Though it may look like a two-door, the FJ Cruiser actually has four doors, with the rear side doors opening rearward to create a good-sized opening for access to the back seat and cargo area. The rear door also opens wide, and features a backlight glass that can be flipped up when the door itself is closed.
The FJ Cruiser features an interesting color palate, including Army Green, a bright yellow (Sun Fusion), a silver (Titanium Metallic), the difficult-to-describe Black Diamond, the very literal Brick, plain Black, Silver Fresco Metallic, and Iceberg White. The paint color covers only the hood, fenders, body sides, C-pillars and rear door. In homage to the old FJ40s, all FJ Cruisers have white roofs.
Like the exterior, the interior of the Toyota FJ Cruiser reflects the character of the early FJ 40s, especially when equipped with the optional body-colored door panel inserts. The standard dashboard looks like an extruded aluminum beam, with audio and climate controls set into a body-colored panel in the center.
If you want leather seats, you don't want an FJ Cruiser, which comes only with water-resistant cloth upholstery and rubberized floor and cargo mats. The expectation is that people who drive FJ Cruisers will get them dirty, and want the easy cleanup provided by such materials.

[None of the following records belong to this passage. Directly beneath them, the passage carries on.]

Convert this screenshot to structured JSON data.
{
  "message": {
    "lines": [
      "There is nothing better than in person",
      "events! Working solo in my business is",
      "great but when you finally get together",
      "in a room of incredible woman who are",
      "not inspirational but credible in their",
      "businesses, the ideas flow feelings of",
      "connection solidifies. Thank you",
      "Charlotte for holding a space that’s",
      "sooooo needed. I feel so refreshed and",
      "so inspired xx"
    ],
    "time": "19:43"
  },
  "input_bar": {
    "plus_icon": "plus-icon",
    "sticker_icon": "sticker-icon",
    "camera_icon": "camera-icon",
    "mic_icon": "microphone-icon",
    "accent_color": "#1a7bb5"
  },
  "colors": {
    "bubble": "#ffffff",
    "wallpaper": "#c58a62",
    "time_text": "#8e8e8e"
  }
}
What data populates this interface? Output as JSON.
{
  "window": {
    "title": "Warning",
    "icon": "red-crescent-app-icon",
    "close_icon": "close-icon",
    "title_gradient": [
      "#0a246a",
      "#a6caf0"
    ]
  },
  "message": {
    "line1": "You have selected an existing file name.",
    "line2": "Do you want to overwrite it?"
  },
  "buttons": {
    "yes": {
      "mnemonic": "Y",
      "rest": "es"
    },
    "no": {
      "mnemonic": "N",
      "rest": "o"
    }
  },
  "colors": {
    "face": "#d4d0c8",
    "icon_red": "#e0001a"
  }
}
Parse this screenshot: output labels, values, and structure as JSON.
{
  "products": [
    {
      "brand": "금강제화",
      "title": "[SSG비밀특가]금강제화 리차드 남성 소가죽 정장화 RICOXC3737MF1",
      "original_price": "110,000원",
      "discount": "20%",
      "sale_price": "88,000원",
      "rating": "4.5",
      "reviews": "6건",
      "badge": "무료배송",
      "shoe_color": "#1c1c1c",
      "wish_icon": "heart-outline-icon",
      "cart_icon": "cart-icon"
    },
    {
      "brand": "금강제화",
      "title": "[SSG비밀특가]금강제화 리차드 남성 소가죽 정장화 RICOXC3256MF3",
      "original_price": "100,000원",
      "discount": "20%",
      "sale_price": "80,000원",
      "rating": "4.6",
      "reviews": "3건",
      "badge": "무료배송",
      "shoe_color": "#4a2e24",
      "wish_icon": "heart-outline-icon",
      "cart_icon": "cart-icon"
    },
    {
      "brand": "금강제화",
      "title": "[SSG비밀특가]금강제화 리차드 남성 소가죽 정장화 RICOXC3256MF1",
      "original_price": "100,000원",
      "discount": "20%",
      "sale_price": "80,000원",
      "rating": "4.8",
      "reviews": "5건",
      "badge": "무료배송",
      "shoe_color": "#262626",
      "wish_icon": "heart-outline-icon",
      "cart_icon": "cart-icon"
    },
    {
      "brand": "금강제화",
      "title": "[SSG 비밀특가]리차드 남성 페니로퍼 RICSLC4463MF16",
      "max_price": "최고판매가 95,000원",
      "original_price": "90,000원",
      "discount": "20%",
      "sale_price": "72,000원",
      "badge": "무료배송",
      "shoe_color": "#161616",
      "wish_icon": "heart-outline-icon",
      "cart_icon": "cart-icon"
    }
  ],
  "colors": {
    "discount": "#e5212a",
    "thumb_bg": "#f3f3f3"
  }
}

The seats have active headrests. In certain rear collisions, a cable-actuated mechanism in the headrest moves it upward and forward to help limit the movement of the occupant's head, potentially reducing whiplash injuries. For 2011, new folding rear headrests improve rearward visibility.
Switches for various mechanical systems are set in a panel just ahead of the shift lever. Not only are they conveniently placed, but there are dummy switches to ease installation of aftermarket equipment such as auxiliary lighting or locking axles for extreme off-road use.
The driver faces white-faced gauges (speedometer, tachometer, engine temperature, voltage and fuel level) that are easy to read. In addition to the regular glove box ahead of the front passenger seat, there's a smaller covered storage box on top of the instrument panel in front of the driver. This area can be fitted with an accessory Garmin Quest 2 navigation unit that can be removed from the vehicle for hiking or other activities.
Cup holders are provided in the center console and all four doors. A 12-volt outlet is mounted on the switch panel ahead of the shifter; and a three-prong, grounded 115-volt power outlet in the cargo area with a switch for either 100 or 400 watts of output (the higher figure available when the vehicle is at idle).
The rear seatback splits 60/40 to optimize cargo carrying options. The rear-seat cushion tips forward and can be removed to provide a few more inches of cargo area behind the front seats. Rear-hinged rear side doors give easy access to the back seat and cargo area; for 2011, that access has been improved on the passenger side, with a front passenger seatback that folds farther forward.
The standard audio system includes a CD player and iPod and MP3 capability as well as two ceiling-mounted speakers designed to enhance the sound experience within the FJ Cruiser. The Upgrade Package includes an audio system with pair of 2.6-inch speakers mounted on the rear pillars.
Because the FJ Cruiser has wide C-pillars that may interfere with the driver's rearward vision, a rear sonar system and a rearview camera are included in the Convenience Package, to warn the driver of the proximity of objects when the transmission is in Reverse. We had no trouble parking the FJ in urban settings on our test drive, nor did we have to move into strange positions to see stoplights through the upright windshield.